“Consumer demand for sustainably-sourced products is great and because forests in Virginia are managed sustainably with an eye to the future, our forest industry benefits from those market expectations,” said Ring.

Much of the increase in overall harvest volume is attributed to the addition of biomass (mixed species wood chips), which was first included in the forest products tax two years ago.  Over the last several years, forest residue harvests have increased significantly.

Along with the record harvest volume last year, there was also a record forest products tax collection of more than $2,578,000, much of which will go back to landowners through the Reforestation of Timberlands cost-share program. The Virginia Forest Products Tax was established in 1970 with support from the forest products industry to provide funding for forest protection and reforestation.
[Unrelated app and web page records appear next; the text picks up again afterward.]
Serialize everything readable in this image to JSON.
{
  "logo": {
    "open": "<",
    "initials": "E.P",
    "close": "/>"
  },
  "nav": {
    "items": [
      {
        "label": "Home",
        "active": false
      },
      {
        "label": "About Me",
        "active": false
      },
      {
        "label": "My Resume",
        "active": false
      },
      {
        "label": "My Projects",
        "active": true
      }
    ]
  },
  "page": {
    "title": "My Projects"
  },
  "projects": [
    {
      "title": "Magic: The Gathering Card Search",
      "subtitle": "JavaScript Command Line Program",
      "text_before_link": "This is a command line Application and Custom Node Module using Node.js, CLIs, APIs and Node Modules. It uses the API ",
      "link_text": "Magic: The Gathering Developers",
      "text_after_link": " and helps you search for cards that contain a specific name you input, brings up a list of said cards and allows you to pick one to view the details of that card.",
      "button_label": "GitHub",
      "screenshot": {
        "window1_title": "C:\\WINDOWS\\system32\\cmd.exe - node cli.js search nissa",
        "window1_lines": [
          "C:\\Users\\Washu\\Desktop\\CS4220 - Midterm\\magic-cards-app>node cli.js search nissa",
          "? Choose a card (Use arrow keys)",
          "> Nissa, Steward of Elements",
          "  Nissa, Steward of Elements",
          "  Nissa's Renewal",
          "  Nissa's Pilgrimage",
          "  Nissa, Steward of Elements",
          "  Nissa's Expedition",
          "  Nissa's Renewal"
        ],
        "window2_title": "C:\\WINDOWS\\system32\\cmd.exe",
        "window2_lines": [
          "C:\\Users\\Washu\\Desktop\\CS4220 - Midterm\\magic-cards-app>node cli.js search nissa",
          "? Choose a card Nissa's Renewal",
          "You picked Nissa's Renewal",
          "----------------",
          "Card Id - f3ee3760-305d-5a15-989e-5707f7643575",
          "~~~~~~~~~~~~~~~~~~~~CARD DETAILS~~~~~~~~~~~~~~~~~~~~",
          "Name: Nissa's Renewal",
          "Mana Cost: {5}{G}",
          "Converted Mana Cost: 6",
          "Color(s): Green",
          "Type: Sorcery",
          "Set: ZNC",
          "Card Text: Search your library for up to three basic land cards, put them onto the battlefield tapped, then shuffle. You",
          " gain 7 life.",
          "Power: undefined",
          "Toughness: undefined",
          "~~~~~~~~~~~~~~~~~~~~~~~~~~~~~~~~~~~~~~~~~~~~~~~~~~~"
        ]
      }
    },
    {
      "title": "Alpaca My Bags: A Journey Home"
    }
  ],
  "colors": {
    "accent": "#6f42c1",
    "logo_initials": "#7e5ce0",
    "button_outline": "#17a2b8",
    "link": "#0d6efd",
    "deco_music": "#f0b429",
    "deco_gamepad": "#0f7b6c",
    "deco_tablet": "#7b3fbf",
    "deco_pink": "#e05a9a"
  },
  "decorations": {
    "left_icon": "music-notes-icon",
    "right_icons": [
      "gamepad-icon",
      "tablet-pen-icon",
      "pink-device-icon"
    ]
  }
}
The estimated price paid to Virginia landowners for standing trees, also called stumpage value, increased to more than $339,225,000 last year due to increased demand for hardwood sawtimber.  Stumpage values for other classes of timber declined slightly last year.young forest

Brunswick County continued to display the highest harvest volume followed by Southampton, Halifax, Charlotte, Pittsylvania, Buckingham, Dinwiddie, Mecklenburg, Campbell and Nottoway counties in the top ten.

Brunswick County also had the largest stumpage harvest value followed by Charlotte, Southampton, Louisa, Buckingham, Pittsylvania, Halifax, Nottoway, Dinwiddie and Mecklenburg counties in the top ten.

 

The Virginia Department of Forestry protects and develops healthy, sustainable forest resources for Virginians.  Headquartered in Charlottesville, the Agency has forestry staff members assigned to every county to provide citizen service and public safety protection across the Commonwealth, which it’s been doing now for more than 100 years.  VDOF is an equal opportunity provider.

With nearly 16 million acres of forestland and more than 108,000 Virginians employed in forestry, forest products and related industries, Virginia forests provide an overall economic output of more than $21 billion annually.